Art is subjective and even so you still need some pre-existing filters in order to decode it. But an artist’s goal is not to speak only to those who understand, but to guide their entire audience and make art intriguing for the majority.

There are a few art exhibitions that remind me of this struggle to create modern art that is appealing for the public. A few artists that, in my opinion, have succeeded to capture not only the attention the media for their extravaganza but have also mesmerized their public.

Confession by Candy Chang

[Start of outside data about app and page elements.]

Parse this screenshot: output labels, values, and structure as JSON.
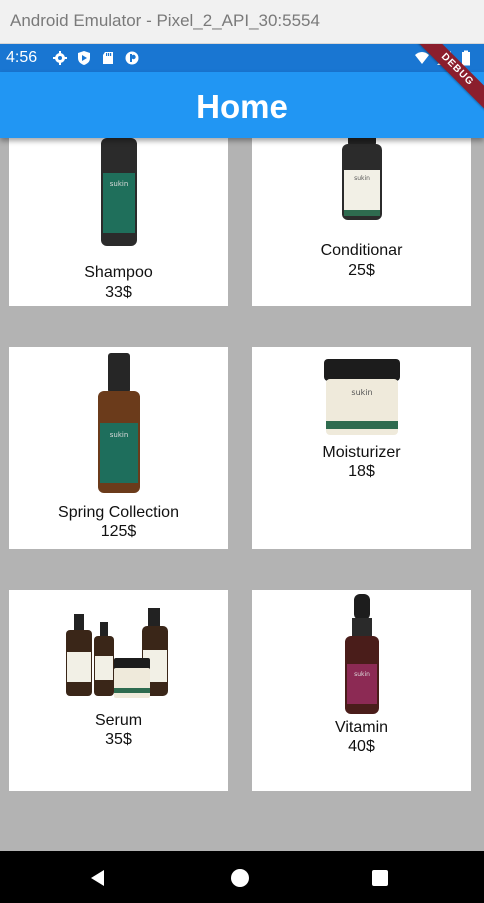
{
  "window": {
    "title": "Android Emulator - Pixel_2_API_30:5554"
  },
  "status_bar": {
    "time": "4:56",
    "icons": [
      "settings-icon",
      "shield-icon",
      "sd-card-icon",
      "sync-icon"
    ],
    "right_icons": [
      "wifi-icon",
      "signal-icon",
      "battery-icon"
    ]
  },
  "app_bar": {
    "title": "Home",
    "debug_label": "DEBUG",
    "color": "#2196f3"
  },
  "products": [
    {
      "name": "Shampoo",
      "price": "33$",
      "image": "tall-bottle"
    },
    {
      "name": "Conditionar",
      "price": "25$",
      "image": "short-bottle"
    },
    {
      "name": "Spring Collection",
      "price": "125$",
      "image": "pump-bottle"
    },
    {
      "name": "Moisturizer",
      "price": "18$",
      "image": "jar"
    },
    {
      "name": "Serum",
      "price": "35$",
      "image": "set"
    },
    {
      "name": "Vitamin",
      "price": "40$",
      "image": "dropper"
    }
  ],
  "nav_bar": {
    "buttons": [
      "back-icon",
      "home-icon",
      "recents-icon"
    ]
  }
}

Launched in the heart of Las Vegas, this was one of my personal favorites interactive art projects. All though Candy Chang is known all over the world for Before I Die art walls, I find Confessions to be more profound because it speaks about the darkest of our secrets. Inspired by Shinto shrines, Post Secret, and Catholicism the exhibition was created from wooden plaques with the most intimate on fun secrets of visitors. Every passersby could enter a private booth where they could share anonymously a confession. These were later exposed on walls and some of them were even painted on large canvases.

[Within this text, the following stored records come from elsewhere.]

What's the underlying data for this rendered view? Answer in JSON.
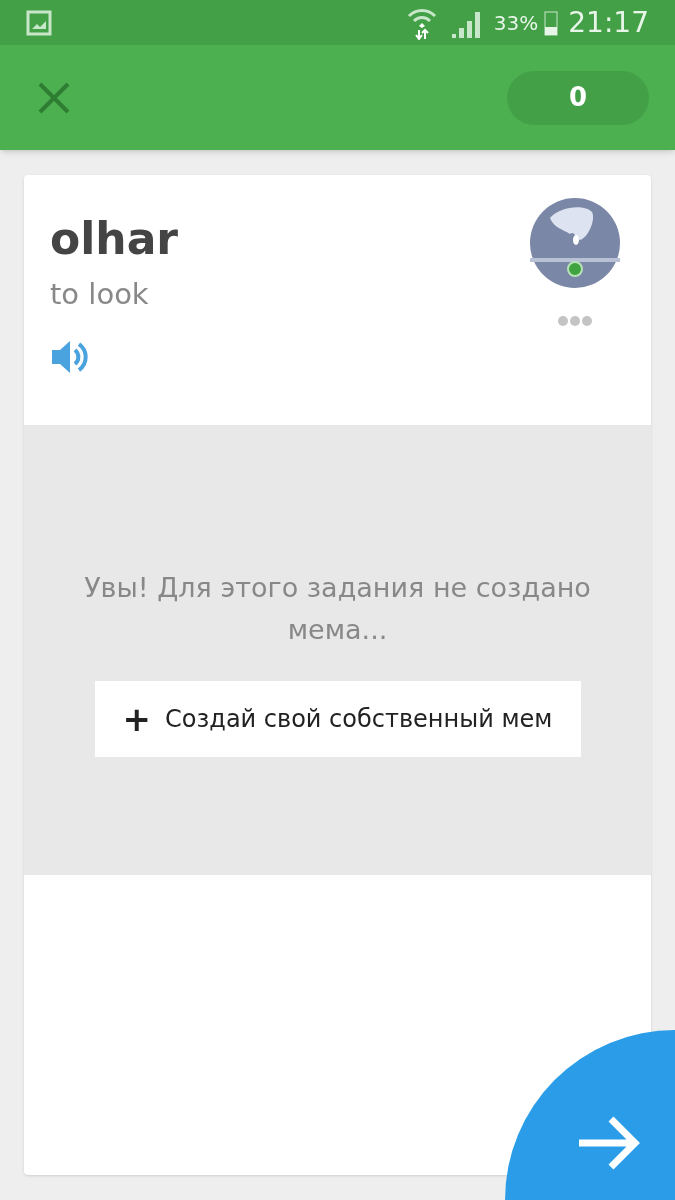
{
  "status_bar": {
    "battery_percent": "33%",
    "time": "21:17"
  },
  "header": {
    "score": "0"
  },
  "card": {
    "word": "olhar",
    "translation": "to look",
    "empty_message": "Увы! Для этого задания не создано мема...",
    "create_button": {
      "icon": "+",
      "label": "Создай свой собственный мем"
    }
  }
}
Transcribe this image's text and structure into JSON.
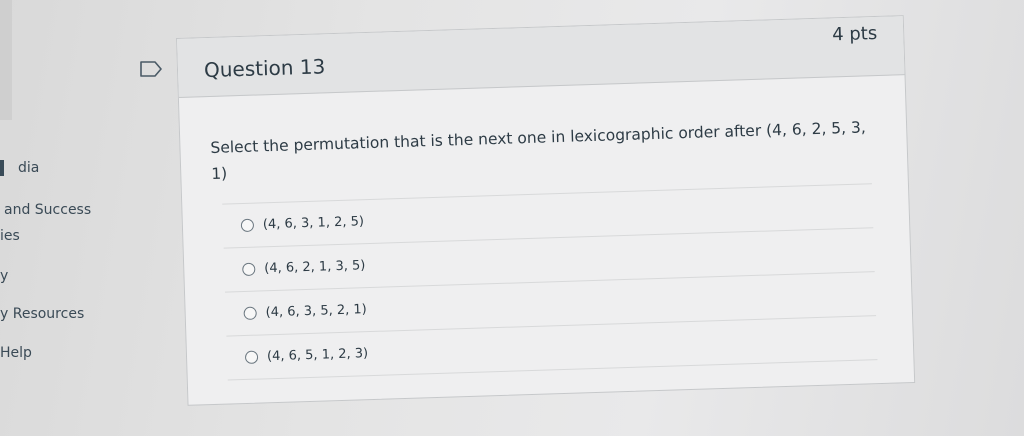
{
  "sidebar": {
    "items": [
      {
        "label": "dia"
      },
      {
        "label": "and Success"
      },
      {
        "label": "ies"
      },
      {
        "label": "y"
      },
      {
        "label": "y Resources"
      },
      {
        "label": "Help"
      }
    ]
  },
  "question": {
    "title": "Question 13",
    "points": "4 pts",
    "text": "Select the permutation that is the next one in lexicographic order after (4, 6, 2, 5, 3, 1)",
    "answers": [
      {
        "label": "(4, 6, 3, 1, 2, 5)"
      },
      {
        "label": "(4, 6, 2, 1, 3, 5)"
      },
      {
        "label": "(4, 6, 3, 5, 2, 1)"
      },
      {
        "label": "(4, 6, 5, 1, 2, 3)"
      }
    ]
  },
  "icons": {
    "flag": "flag-question-icon",
    "radio": "radio-button-icon"
  },
  "colors": {
    "text": "#2d3b45",
    "header_bg": "#e2e3e4",
    "card_bg": "#efeff0"
  }
}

A photo posted by Sockeye (@thinksockeye) on

Recorders by Rafael Lozano-Hemmer

Rafael Lozano-Hemmer is one of the world’s most loved interactive art creators. He’s known for his ability to combine technology into art. Recorders was one of his biggest projects and it was launched in 2011. It was a large-scale solo exhibition where he put in place several areas with visitor-generated art. His approach on this gallery was simple, Rafael told in an interview that it’s based on “What you give is what you get”. The artworks are both visual and acoustical and are created from memories. Each interaction created with an visitor of the gallery is uploaded into a database and is used to later create new exhibits. Watch the video to get a grip of Rafael’s inspiring art.

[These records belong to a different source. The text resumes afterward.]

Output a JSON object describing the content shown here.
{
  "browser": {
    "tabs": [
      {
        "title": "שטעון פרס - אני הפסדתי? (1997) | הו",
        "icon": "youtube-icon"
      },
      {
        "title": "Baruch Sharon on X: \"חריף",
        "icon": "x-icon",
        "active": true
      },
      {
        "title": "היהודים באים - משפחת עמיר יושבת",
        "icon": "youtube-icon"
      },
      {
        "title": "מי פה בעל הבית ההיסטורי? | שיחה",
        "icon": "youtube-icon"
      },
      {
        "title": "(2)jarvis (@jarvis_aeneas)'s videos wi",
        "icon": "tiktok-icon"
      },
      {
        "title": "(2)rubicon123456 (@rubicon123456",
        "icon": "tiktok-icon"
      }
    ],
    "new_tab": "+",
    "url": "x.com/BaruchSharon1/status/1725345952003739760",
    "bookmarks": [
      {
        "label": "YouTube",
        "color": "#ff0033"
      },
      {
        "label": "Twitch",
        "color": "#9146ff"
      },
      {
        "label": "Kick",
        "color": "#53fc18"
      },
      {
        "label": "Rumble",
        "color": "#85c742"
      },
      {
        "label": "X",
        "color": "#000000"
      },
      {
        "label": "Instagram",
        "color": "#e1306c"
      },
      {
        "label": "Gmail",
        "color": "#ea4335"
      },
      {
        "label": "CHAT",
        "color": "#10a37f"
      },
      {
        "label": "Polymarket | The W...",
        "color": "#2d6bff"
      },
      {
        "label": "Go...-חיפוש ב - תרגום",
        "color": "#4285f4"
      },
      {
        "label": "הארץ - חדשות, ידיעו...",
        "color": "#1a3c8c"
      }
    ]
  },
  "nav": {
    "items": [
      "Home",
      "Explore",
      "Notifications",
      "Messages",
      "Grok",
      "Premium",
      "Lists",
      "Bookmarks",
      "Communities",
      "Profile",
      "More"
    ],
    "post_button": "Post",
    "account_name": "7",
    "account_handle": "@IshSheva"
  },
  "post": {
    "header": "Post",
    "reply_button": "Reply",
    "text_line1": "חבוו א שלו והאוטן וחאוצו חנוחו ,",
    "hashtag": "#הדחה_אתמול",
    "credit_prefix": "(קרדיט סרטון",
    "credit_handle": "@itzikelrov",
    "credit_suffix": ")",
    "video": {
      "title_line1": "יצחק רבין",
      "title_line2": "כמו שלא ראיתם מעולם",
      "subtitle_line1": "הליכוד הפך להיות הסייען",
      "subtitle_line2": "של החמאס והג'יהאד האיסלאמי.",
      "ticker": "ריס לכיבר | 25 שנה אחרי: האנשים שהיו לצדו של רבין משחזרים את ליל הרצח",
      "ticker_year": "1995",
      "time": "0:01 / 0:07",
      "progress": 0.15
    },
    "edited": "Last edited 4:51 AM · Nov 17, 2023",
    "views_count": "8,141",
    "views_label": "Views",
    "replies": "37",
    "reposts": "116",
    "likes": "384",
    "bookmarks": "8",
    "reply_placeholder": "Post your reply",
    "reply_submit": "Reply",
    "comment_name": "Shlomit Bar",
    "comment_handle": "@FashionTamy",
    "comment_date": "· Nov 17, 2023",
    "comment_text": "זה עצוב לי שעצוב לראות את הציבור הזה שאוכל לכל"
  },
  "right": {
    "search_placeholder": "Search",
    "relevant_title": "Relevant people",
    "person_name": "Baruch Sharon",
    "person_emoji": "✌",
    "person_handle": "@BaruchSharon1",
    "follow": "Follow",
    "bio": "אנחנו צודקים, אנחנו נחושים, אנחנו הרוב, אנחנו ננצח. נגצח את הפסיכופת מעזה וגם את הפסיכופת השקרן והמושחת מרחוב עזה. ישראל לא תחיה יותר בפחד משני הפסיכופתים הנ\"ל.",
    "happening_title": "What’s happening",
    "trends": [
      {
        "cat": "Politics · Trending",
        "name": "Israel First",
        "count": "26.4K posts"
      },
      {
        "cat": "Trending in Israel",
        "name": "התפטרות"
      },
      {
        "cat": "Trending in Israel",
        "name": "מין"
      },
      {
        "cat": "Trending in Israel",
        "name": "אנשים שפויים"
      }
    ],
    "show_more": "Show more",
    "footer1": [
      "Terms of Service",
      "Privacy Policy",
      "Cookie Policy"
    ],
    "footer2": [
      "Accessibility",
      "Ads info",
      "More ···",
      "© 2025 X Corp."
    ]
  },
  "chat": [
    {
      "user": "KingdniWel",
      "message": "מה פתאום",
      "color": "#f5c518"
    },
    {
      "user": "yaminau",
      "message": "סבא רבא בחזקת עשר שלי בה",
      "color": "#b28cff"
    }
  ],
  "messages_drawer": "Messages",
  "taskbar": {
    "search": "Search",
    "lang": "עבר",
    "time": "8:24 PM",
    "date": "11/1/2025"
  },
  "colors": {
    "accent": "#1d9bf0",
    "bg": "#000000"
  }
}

Rafael Lozano-Hemmer – Recorders at Manchester Art Gallery from on Vimeo.

Skyspace by James Turrell

James Turrell is a veteran of interactive approaches in art, although his vision is a bit different. He’s a master of playing with light, a bit like a magician. He creates naked-eye observatory and changes viewer’s perspective through light. Currently there are more than 80 skyspaces installed all over the world. But his work did not end there. Through LightScape he created other interactive spaces, Houghton Hall is one of his latest work. An old manor redesigned through 10,000 concealed LEDs. The whole house is a labyrinth with all kind of light experiments and even comprise some of his early work. The Telegraph has called it a transcendental experience.

Skyspace by James Turrell

Skyspace, photo credit Ed Schipul

Things are really moving forward into this direction. Check out the Art in Island gallery from Philippines, a 3D exhibition where visitors can be a part of the artwork.